Ready to sing “Auld Lang Syne” to your live Christmas tree? Here’s how to recycle it in Chicago or the suburbs:
The city’s Christmas tree recycling program was organized by the Department of Streets and Sanitation and the Chicago Park District in 1990. Since then, the program has turned more than 285,000 trees into mulch. More than 17,400 trees were recycled in 2019.
Residents can drop off real trees at one of 25 locations throughout the city from Jan. 9-23, 2021. For more information, call 311 or visit http://recyclebycity.com/chicago. No wreaths or garland is accepted at these locations.
Six locations — Lincoln Park, Margate Park, Mount Greenwood Park, North Park Village, Warren Park and the Forestry site — will have free mulch available for pickup on a limited basis beginning Jan. 16, 2020.
All trees must:
- Be naked. No trees with ornaments, tinsel, lights or flocking will be accepted. No wreaths or garlands accepted.
- Be bagless. Plastic bags used for transport must be removed before placing trees in the stalls.
In the suburbs
Pickup of trees in the suburbs varies, but most occur on refuse collection days. Check your municipality for instructions, but most require trees be left curbside or on a parkway with tinsel, decorations and lights removed. Don’t place trees in any sort of plastic bag.
After removing the lights, decorations, tinsel and ornaments from your tree, you might not have the time, energy or a vehicle to take it to a recycling site. Leave it to the pros. These local companies will pick up your tree — curbside or from inside your home — for a fee:

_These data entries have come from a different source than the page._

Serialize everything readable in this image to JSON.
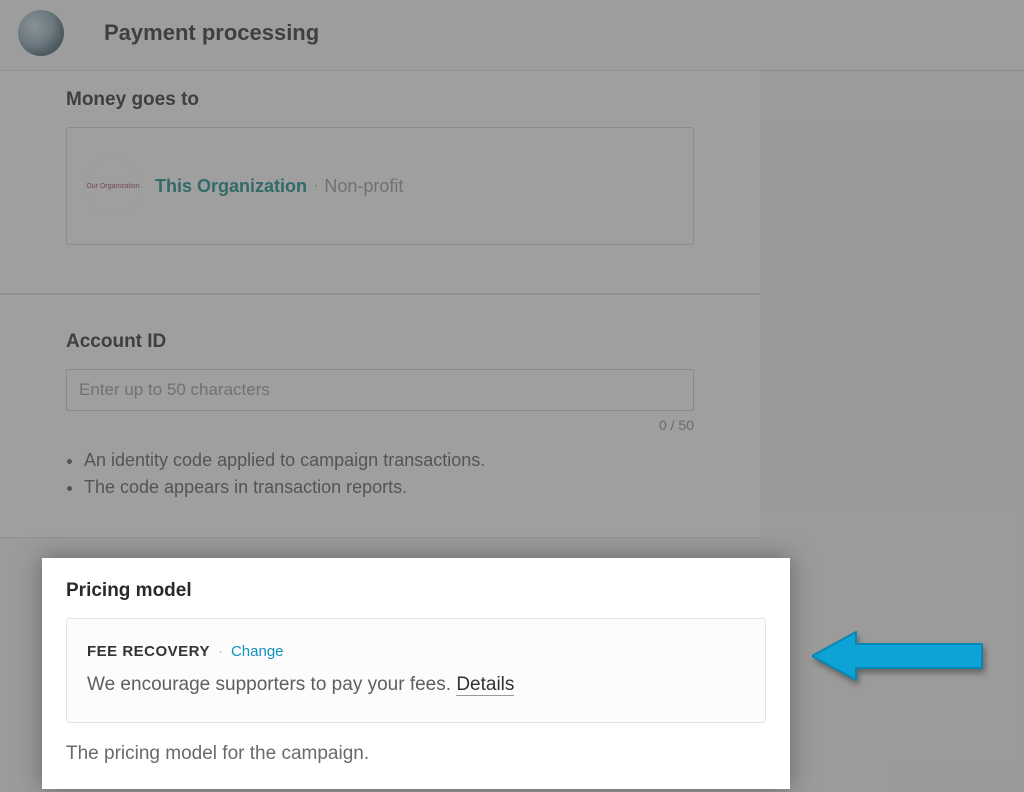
{
  "header": {
    "title": "Payment processing"
  },
  "money_section": {
    "heading": "Money goes to",
    "org_logo_text": "Our Organization",
    "org_name": "This Organization",
    "org_type": "Non-profit"
  },
  "account_section": {
    "heading": "Account ID",
    "placeholder": "Enter up to 50 characters",
    "value": "",
    "counter": "0 / 50",
    "bullet1": "An identity code applied to campaign transactions.",
    "bullet2": "The code appears in transaction reports."
  },
  "pricing_section": {
    "heading": "Pricing model",
    "model_name": "FEE RECOVERY",
    "change_label": "Change",
    "description_prefix": "We encourage supporters to pay your fees. ",
    "details_label": "Details",
    "caption": "The pricing model for the campaign."
  },
  "colors": {
    "arrow": "#0ea3d6"
  }
}
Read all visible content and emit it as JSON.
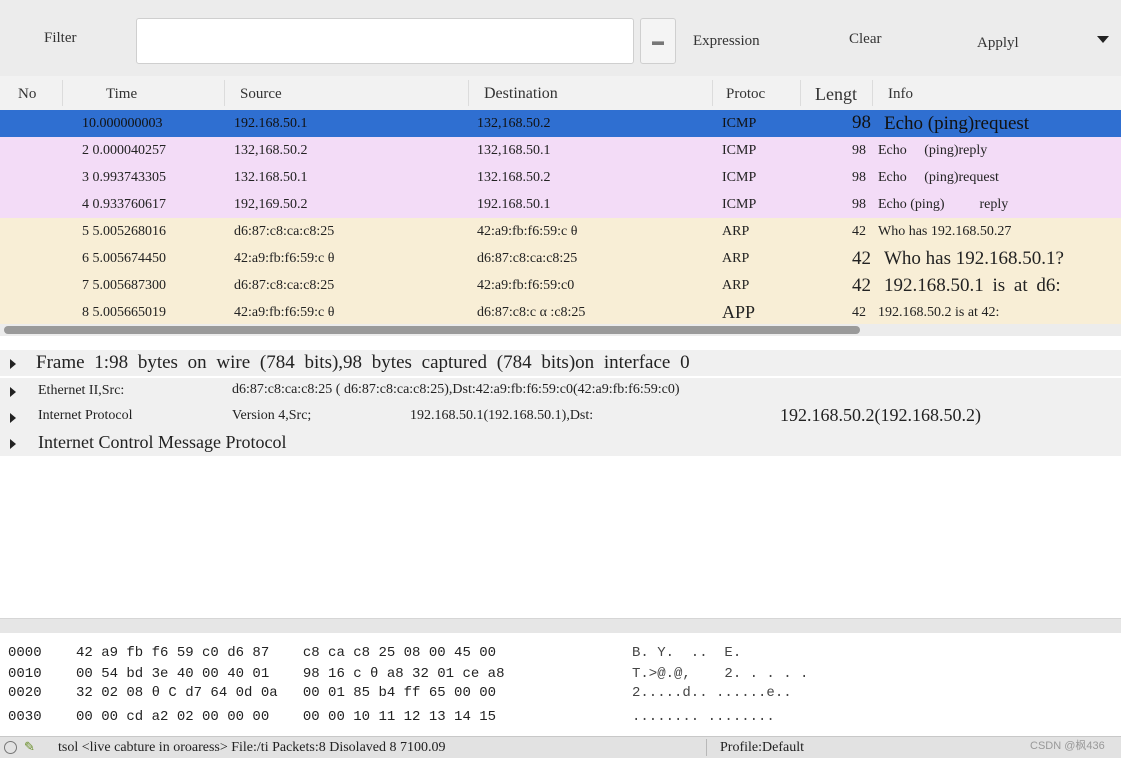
{
  "toolbar": {
    "filter_label": "Filter",
    "filter_value": "",
    "dropdown_glyph": "▬",
    "expression_label": "Expression",
    "clear_label": "Clear",
    "apply_label": "Applyl"
  },
  "columns": {
    "no": "No",
    "time": "Time",
    "source": "Source",
    "destination": "Destination",
    "protocol": "Protoc",
    "length": "Lengt",
    "info": "Info"
  },
  "packets": [
    {
      "no_time": "10.000000003",
      "source": "192.168.50.1",
      "destination": "132,168.50.2",
      "protocol": "ICMP",
      "length": "98",
      "info": "Echo (ping)request"
    },
    {
      "no_time": "2 0.000040257",
      "source": "132,168.50.2",
      "destination": "132,168.50.1",
      "protocol": "ICMP",
      "length": "98",
      "info": "Echo     (ping)reply"
    },
    {
      "no_time": "3 0.993743305",
      "source": "132.168.50.1",
      "destination": "132.168.50.2",
      "protocol": "ICMP",
      "length": "98",
      "info": "Echo     (ping)request"
    },
    {
      "no_time": "4 0.933760617",
      "source": "192,169.50.2",
      "destination": "192.168.50.1",
      "protocol": "ICMP",
      "length": "98",
      "info": "Echo (ping)          reply"
    },
    {
      "no_time": "5 5.005268016",
      "source": "d6:87:c8:ca:c8:25",
      "destination": "42:a9:fb:f6:59:c θ",
      "protocol": "ARP",
      "length": "42",
      "info": "Who has 192.168.50.27"
    },
    {
      "no_time": "6 5.005674450",
      "source": "42:a9:fb:f6:59:c θ",
      "destination": "d6:87:c8:ca:c8:25",
      "protocol": "ARP",
      "length": "42",
      "info": "Who has 192.168.50.1?"
    },
    {
      "no_time": "7 5.005687300",
      "source": "d6:87:c8:ca:c8:25",
      "destination": "42:a9:fb:f6:59:c0",
      "protocol": "ARP",
      "length": "42",
      "info": "192.168.50.1 is at d6:"
    },
    {
      "no_time": "8 5.005665019",
      "source": "42:a9:fb:f6:59:c θ",
      "destination": "d6:87:c8:c α :c8:25",
      "protocol": "APP",
      "length": "42",
      "info": "192.168.50.2 is at 42:"
    }
  ],
  "details": {
    "frame": "Frame 1:98 bytes on wire (784 bits),98 bytes captured (784 bits)on interface 0",
    "ethernet_label": "Ethernet II,Src:",
    "ethernet_value": "d6:87:c8:ca:c8:25 ( d6:87:c8:ca:c8:25),Dst:42:a9:fb:f6:59:c0(42:a9:fb:f6:59:c0)",
    "ip_label": "Internet Protocol",
    "ip_version": "Version 4,Src;",
    "ip_src": "192.168.50.1(192.168.50.1),Dst:",
    "ip_dst": "192.168.50.2(192.168.50.2)",
    "icmp": "Internet Control Message Protocol"
  },
  "hex": [
    {
      "offset": "0000",
      "bytes": "42 a9 fb f6 59 c0 d6 87    c8 ca c8 25 08 00 45 00",
      "ascii": "B. Y.  ..  E."
    },
    {
      "offset": "0010",
      "bytes": "00 54 bd 3e 40 00 40 01    98 16 c θ a8 32 01 ce a8",
      "ascii": "T.>@.@,    2. . . . ."
    },
    {
      "offset": "0020",
      "bytes": "32 02 08 θ C d7 64 0d 0a   00 01 85 b4 ff 65 00 00",
      "ascii": "2.....d.. ......e.."
    },
    {
      "offset": "0030",
      "bytes": "00 00 cd a2 02 00 00 00    00 00 10 11 12 13 14 15",
      "ascii": "........ ........"
    }
  ],
  "status": {
    "left": "tsol  <live cabture in oroaress> File:/ti Packets:8 Disolaved 8 7100.09",
    "profile": "Profile:Default"
  },
  "watermark": "CSDN @枫436",
  "colors": {
    "selected_row": "#2f6fd1",
    "icmp_row": "#f3dcf7",
    "arp_row": "#f8eed6"
  }
}
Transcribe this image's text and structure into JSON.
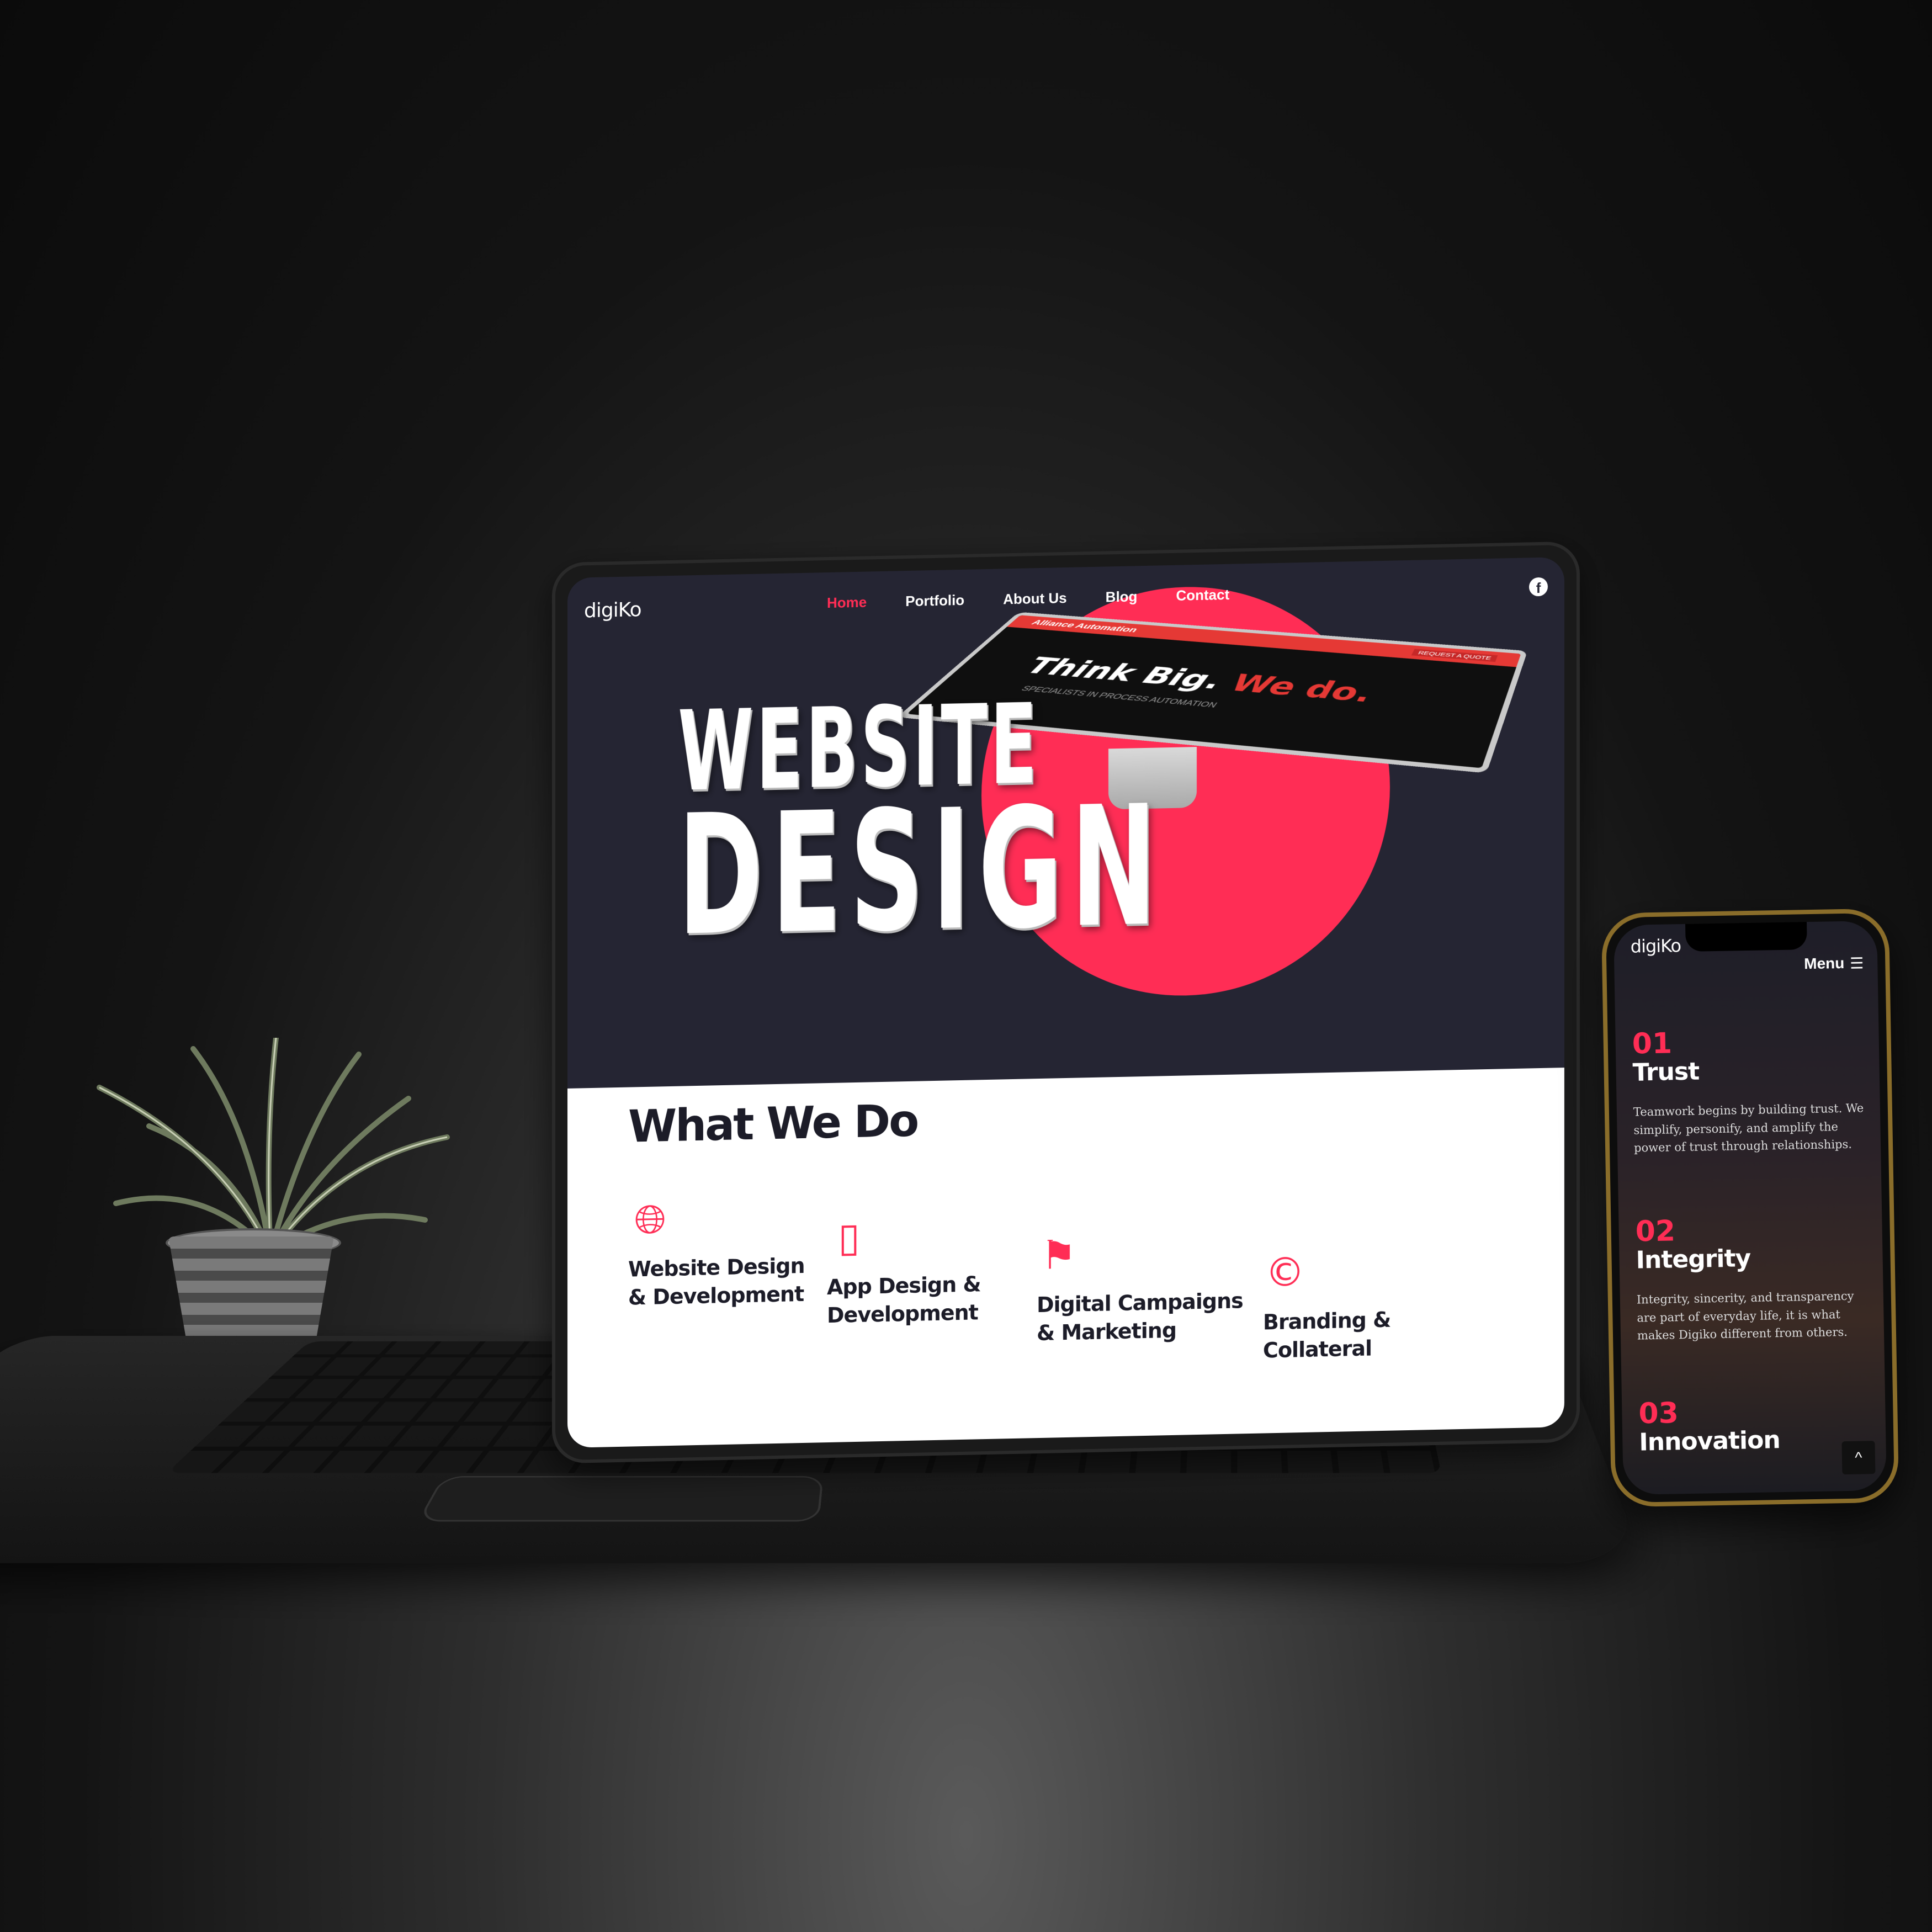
{
  "laptop": {
    "logo": "digiKo",
    "nav": [
      "Home",
      "Portfolio",
      "About Us",
      "Blog",
      "Contact"
    ],
    "active_nav": "Home",
    "social_icon": "facebook-icon",
    "hero": {
      "line1": "WEBSITE",
      "line2": "DESIGN"
    },
    "mockup": {
      "logo": "Alliance Automation",
      "headline_white": "Think Big.",
      "headline_red": "We do.",
      "subtext": "SPECIALISTS IN PROCESS AUTOMATION",
      "cta": "REQUEST A QUOTE"
    },
    "section_title": "What We Do",
    "services": [
      {
        "icon": "globe-icon",
        "label": "Website Design & Development"
      },
      {
        "icon": "devices-icon",
        "label": "App Design & Development"
      },
      {
        "icon": "runner-icon",
        "label": "Digital Campaigns & Marketing"
      },
      {
        "icon": "copyright-icon",
        "label": "Branding & Collateral"
      }
    ]
  },
  "phone": {
    "logo": "digiKo",
    "menu_label": "Menu",
    "values": [
      {
        "num": "01",
        "title": "Trust",
        "body": "Teamwork begins by building trust. We simplify, personify, and amplify the power of trust through relationships."
      },
      {
        "num": "02",
        "title": "Integrity",
        "body": "Integrity, sincerity, and transparency are part of everyday life, it is what makes Digiko different from others."
      },
      {
        "num": "03",
        "title": "Innovation",
        "body": ""
      }
    ],
    "scroll_top": "^"
  },
  "colors": {
    "accent": "#ff2d55",
    "hero_bg": "#252533",
    "services_bg": "#ffffff",
    "phone_frame": "#8a6d2a"
  }
}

- Healthy Soil Compost: Proceeds benefit Zero Waste Chicago, a local nonprofit. (Cost: $35-45)
- City Tree Delivery: Schedule a date and a crew will haul your tree away to get mulched. Service includes Chicago and the suburbs. (Cost: $44.90-97.90)
- TreeSanta: This service claims to plant new trees for each removed. (Cost: $34.95)
- Do The Right Thing! Recycling: This not-for-profit organization will pick up your tree and wreath — but only if you remove the wire that holds it together. (Cost: $20-25)
Sources: City of Chicago, the municipalities